Ronnie James Dio’s Widow Blasts Gene Simmons’ ‘Disgusting’ Trademark Bid for ‘Horns’ Hand Gesture

“I think he’s made a complete fool of himself,” Wendy Dio says of KISS bassist’s effort to claim horn hand gesture as his own

Stand back, Gene Simmons: When it comes to claiming rights for the “horns” hand gesture, you might be the last in line.

Following news that KISS frontman Gene Simmons is attempting to trademark the “horns” hand gesture — a staple at rock concerts for decades — TheWrap spoke to Wendy Dio, widow of deceased singer Ronnie James Dio, who’s widely credited with popularizing the hand gesture.

Dio’s assessment of Simmons’ trademark bid? It’s “disgusting.”

“To try to make money off of something like this is disgusting,” Dio told TheWrap. “It belongs to everyone; it doesn’t belong to anyone. … It’s a public domain; it shouldn’t be trademarked.”

Dio was quick to note that her husband — who fronted groups including Black Sabbath and Rainbow — shouldn’t be credited with the gesture either. As she noted, the singer, who died in 2010, adopted the hand gesture from an old Italian sign that he picked up from his grandmother, which is used to either ward off evil or give the evil eye, depending on how it’s employed.

Dio also noted that the rock band Coven used the hand gesture, as displayed on the cover of the group’s 1969 debut album, while the cartoon version of John Lennon flashes a similar sign on the cover of the Beatles’ “Yellow Submarine” album, released in 1969.

Dio characterized Simmons’ effort to trademark the hand gesture as “a joke,” and noted, “It’s just crazy.”

“It’s laughable, I think, quite honestly,” Dio said, likening Simmons’ trademark bid to trying to trademark the bird or the peace sign. “I think he’s made a complete fool of himself.”

“It’s disgusting; what does he want?” Dio added.

Simmons filed his application with the U.S. Patent and Trademark Office on June 9, describing the “horns” symbol as “a hand gesture with the index and small fingers extended upward and the thumb extended perpendicular.”
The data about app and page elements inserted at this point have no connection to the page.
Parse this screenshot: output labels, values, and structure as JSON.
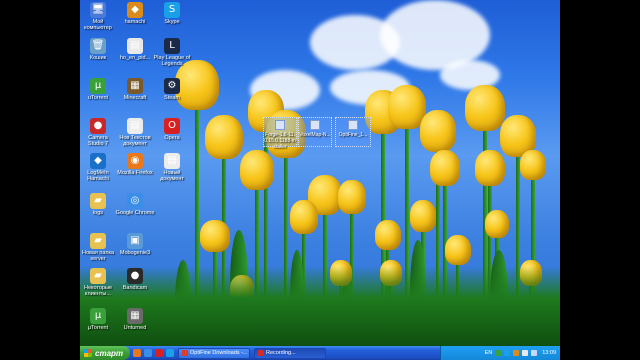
{
  "desktop": {
    "icons": [
      {
        "label": "Мой\nкомпьютер",
        "glyph": "🖥",
        "color": "#4a7ad8"
      },
      {
        "label": "hamachi",
        "glyph": "◆",
        "color": "#d98c1a"
      },
      {
        "label": "Skype",
        "glyph": "S",
        "color": "#1aa0e8"
      },
      {
        "label": "Кошик",
        "glyph": "🗑",
        "color": "#6aa0c8"
      },
      {
        "label": "ho_en_pid...",
        "glyph": "▤",
        "color": "#e8e8e8"
      },
      {
        "label": "Play League of\nLegends",
        "glyph": "L",
        "color": "#1a2a48"
      },
      {
        "label": "uTorrent",
        "glyph": "µ",
        "color": "#3aa03a"
      },
      {
        "label": "Minecraft",
        "glyph": "▦",
        "color": "#7a5a2a"
      },
      {
        "label": "Steam",
        "glyph": "⚙",
        "color": "#1a2a48"
      },
      {
        "label": "Camera\nStudio 7",
        "glyph": "●",
        "color": "#c82828"
      },
      {
        "label": "Нов Текстов\nдокумент",
        "glyph": "▤",
        "color": "#ececec"
      },
      {
        "label": "Opera",
        "glyph": "O",
        "color": "#d82020"
      },
      {
        "label": "LogMeIn\nHamachi",
        "glyph": "◆",
        "color": "#1a70c8"
      },
      {
        "label": "Mozilla Firefox",
        "glyph": "◉",
        "color": "#e8781a"
      },
      {
        "label": "Новый\nдокумент",
        "glyph": "▤",
        "color": "#ececec"
      },
      {
        "label": "logs",
        "glyph": "▰",
        "color": "#e8c250"
      },
      {
        "label": "Google Chrome",
        "glyph": "◎",
        "color": "#3a8ee8"
      },
      {
        "label": "Новая папка\nserver",
        "glyph": "▰",
        "color": "#e8c250"
      },
      {
        "label": "Mobogenie3",
        "glyph": "▣",
        "color": "#5a9ad8"
      },
      {
        "label": "Некоторые\nклиенты...",
        "glyph": "▰",
        "color": "#e8c250"
      },
      {
        "label": "Bandicam",
        "glyph": "●",
        "color": "#2a2a2a"
      },
      {
        "label": "µTorrent",
        "glyph": "µ",
        "color": "#3aa03a"
      },
      {
        "label": "Unturned",
        "glyph": "▦",
        "color": "#6a6a6a"
      }
    ],
    "selected": [
      {
        "label": "Forge-1.8-11.\n0.15.0.1188-in\nstaller"
      },
      {
        "label": "VoxelMap-N..."
      },
      {
        "label": "OptiFine_1..."
      }
    ]
  },
  "taskbar": {
    "start_label": "старт",
    "tasks": [
      {
        "label": "OptiFine Downloads -...",
        "icon_color": "#e33a2a",
        "active": false
      },
      {
        "label": "Recording...",
        "icon_color": "#d82828",
        "active": true
      }
    ],
    "tray": {
      "language": "EN",
      "clock": "13:09"
    }
  },
  "colors": {
    "taskbar": "#245edb",
    "start": "#3a9c35",
    "tray": "#1587d8"
  }
}
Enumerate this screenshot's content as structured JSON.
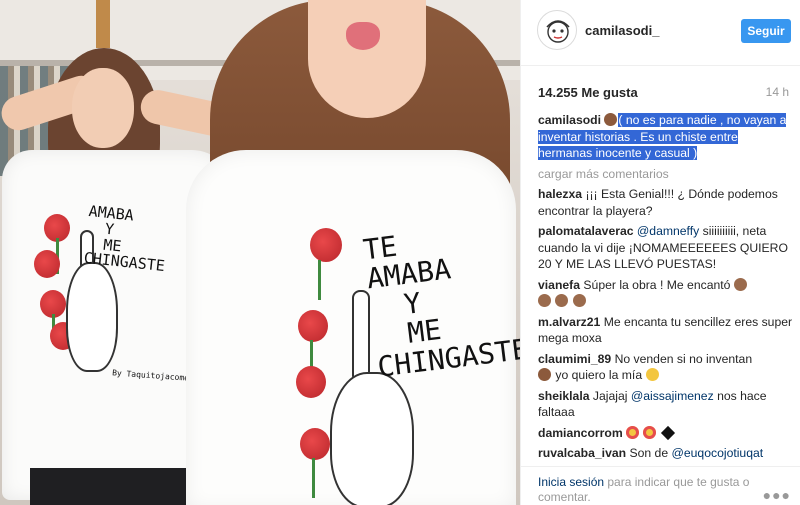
{
  "post": {
    "username": "camilasodi_",
    "follow_label": "Seguir",
    "likes": "14.255 Me gusta",
    "time_ago": "14 h",
    "load_more": "cargar más comentarios"
  },
  "photo": {
    "shirt_left_text": "AMABA\n  Y\n  ME\nCHINGASTE",
    "shirt_left_sign": "By Taquitojacome",
    "shirt_right_text": "TE\nAMABA\n  Y\n  ME\nCHINGASTE"
  },
  "caption": {
    "username": "camilasodi",
    "text": "( no es para nadie , no vayan a inventar historias . Es un chiste entre hermanas inocente y casual )"
  },
  "comments": [
    {
      "user": "halezxa",
      "text": "¡¡¡ Esta Genial!!! ¿ Dónde podemos encontrar la playera?"
    },
    {
      "user": "palomatalaverac",
      "mention": "@damneffy",
      "text": "siiiiiiiiii, neta cuando la vi dije ¡NOMAMEEEEEES QUIERO 20 Y ME LAS LLEVÓ PUESTAS!"
    },
    {
      "user": "vianefa",
      "text": "Súper la obra ! Me encantó"
    },
    {
      "user": "m.alvarz21",
      "text": "Me encanta tu sencillez eres super mega moxa"
    },
    {
      "user": "claumimi_89",
      "text": "No venden si no inventan",
      "text2": "yo quiero la mía"
    },
    {
      "user": "sheiklala",
      "text": "Jajajaj",
      "mention": "@aissajimenez",
      "text2": "nos hace faltaaa"
    },
    {
      "user": "damiancorrom",
      "text": ""
    },
    {
      "user": "ruvalcaba_ivan",
      "text": "Son de",
      "mention": "@euqocojotiuqat"
    }
  ],
  "footer": {
    "login_link": "Inicia sesión",
    "text": " para indicar que te gusta o comentar."
  },
  "icons": {
    "more": "more-options-icon"
  },
  "colors": {
    "accent": "#3897f0",
    "link": "#003569",
    "highlight": "#3367d6"
  }
}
In the application, Simmons claimed to have first used the gesture “At least as early as 11/14/1974,” and said it has been used for “Entertainment, namely, live performances by a musical artist, personal appearances by a musical artist.”